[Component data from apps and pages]

☆ ☆ ☆ ☆ ☆ ☆ ☆

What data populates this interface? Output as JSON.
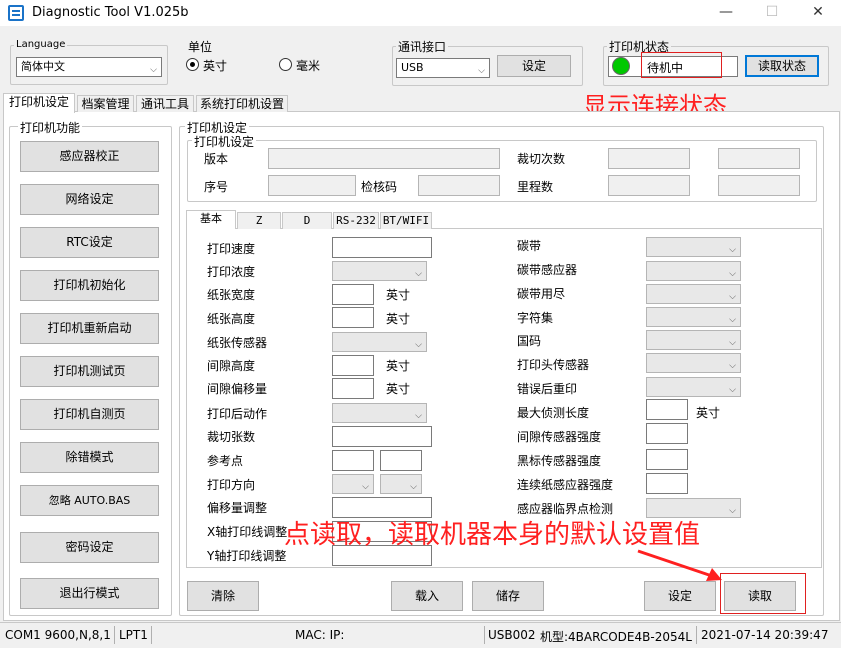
{
  "window": {
    "title": "Diagnostic Tool V1.025b",
    "min": "—",
    "max": "☐",
    "close": "✕"
  },
  "top": {
    "language": {
      "label": "Language",
      "value": "简体中文"
    },
    "unit": {
      "label": "单位",
      "inch": "英寸",
      "mm": "毫米",
      "selected": "inch"
    },
    "comm": {
      "label": "通讯接口",
      "value": "USB",
      "set_btn": "设定"
    },
    "status": {
      "label": "打印机状态",
      "value": "待机中",
      "read_btn": "读取状态",
      "led_color": "#00c800"
    }
  },
  "tabs": [
    "打印机设定",
    "档案管理",
    "通讯工具",
    "系统打印机设置"
  ],
  "annotations": {
    "status": "显示连接状态",
    "read": "点读取，读取机器本身的默认设置值"
  },
  "left": {
    "title": "打印机功能",
    "buttons": [
      "感应器校正",
      "网络设定",
      "RTC设定",
      "打印机初始化",
      "打印机重新启动",
      "打印机测试页",
      "打印机自测页",
      "除错模式",
      "忽略 AUTO.BAS",
      "密码设定",
      "退出行模式"
    ]
  },
  "printer_settings": {
    "outer_title": "打印机设定",
    "inner_title": "打印机设定",
    "version": "版本",
    "serial": "序号",
    "checksum": "检核码",
    "cut_count": "裁切次数",
    "mileage": "里程数"
  },
  "subtabs": [
    "基本",
    "Z",
    "D",
    "RS-232",
    "BT/WIFI"
  ],
  "basic": {
    "left_labels": [
      "打印速度",
      "打印浓度",
      "纸张宽度",
      "纸张高度",
      "纸张传感器",
      "间隙高度",
      "间隙偏移量",
      "打印后动作",
      "裁切张数",
      "参考点",
      "打印方向",
      "偏移量调整",
      "X轴打印线调整",
      "Y轴打印线调整"
    ],
    "unit": "英寸",
    "right_labels": [
      "碳带",
      "碳带感应器",
      "碳带用尽",
      "字符集",
      "国码",
      "打印头传感器",
      "错误后重印",
      "最大侦测长度",
      "间隙传感器强度",
      "黑标传感器强度",
      "连续纸感应器强度",
      "感应器临界点检测"
    ],
    "max_detect_unit": "英寸"
  },
  "bottom_buttons": {
    "clear": "清除",
    "load": "载入",
    "save": "储存",
    "set": "设定",
    "read": "读取"
  },
  "statusbar": {
    "port": "COM1 9600,N,8,1",
    "lpt": "LPT1",
    "mac": "MAC: IP:",
    "usb": "USB002",
    "model": "机型:4BARCODE4B-2054L",
    "datetime": "2021-07-14 20:39:47"
  }
}
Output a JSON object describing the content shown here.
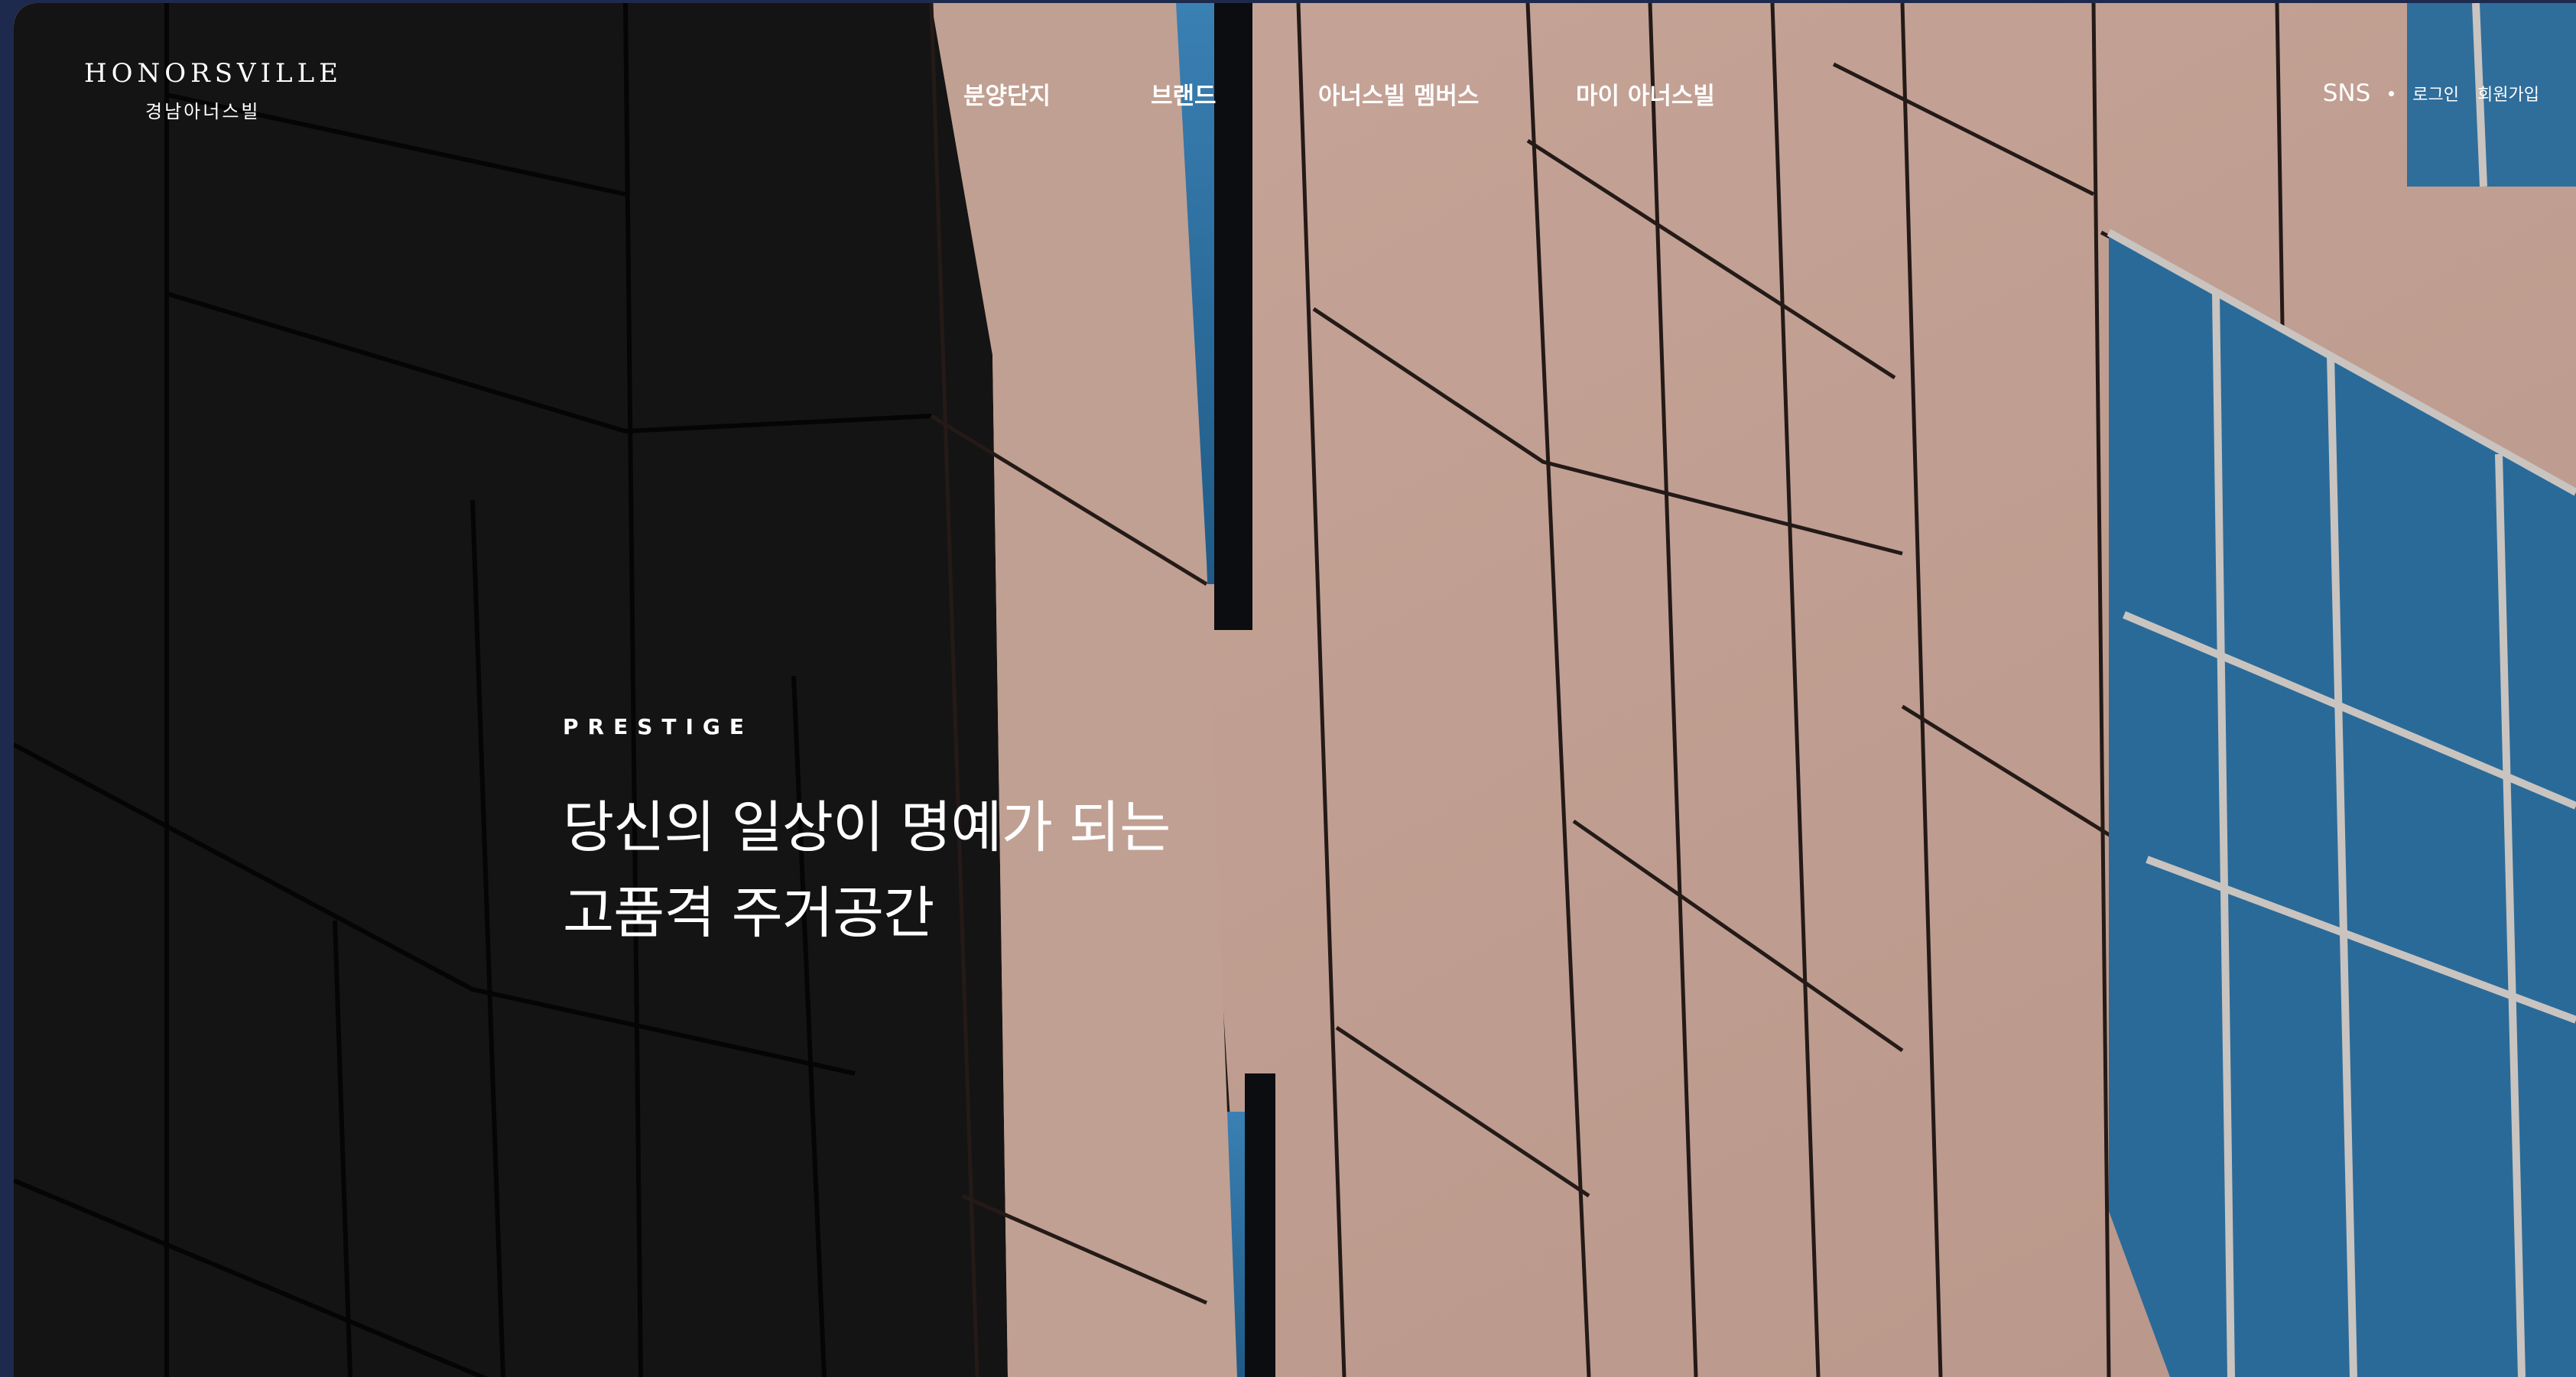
{
  "header": {
    "logo_en": "HONORSVILLE",
    "logo_ko": "경남아너스빌",
    "nav": [
      {
        "label": "분양단지"
      },
      {
        "label": "브랜드"
      },
      {
        "label": "아너스빌 멤버스"
      },
      {
        "label": "마이 아너스빌"
      }
    ],
    "utility": {
      "sns": "SNS",
      "login": "로그인",
      "signup": "회원가입"
    }
  },
  "hero": {
    "eyebrow": "PRESTIGE",
    "headline_line1": "당신의 일상이 명예가 되는",
    "headline_line2": "고품격 주거공간"
  },
  "colors": {
    "page_background": "#1d2a4e",
    "facade_panel": "#c7a697",
    "shadow": "#141313",
    "glass": "#2f6d9b",
    "text": "#ffffff"
  }
}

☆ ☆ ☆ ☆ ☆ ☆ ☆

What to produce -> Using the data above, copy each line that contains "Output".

Exercise response ->
What data populates this interface? Output as JSON.
Output a JSON object describing the content shown here.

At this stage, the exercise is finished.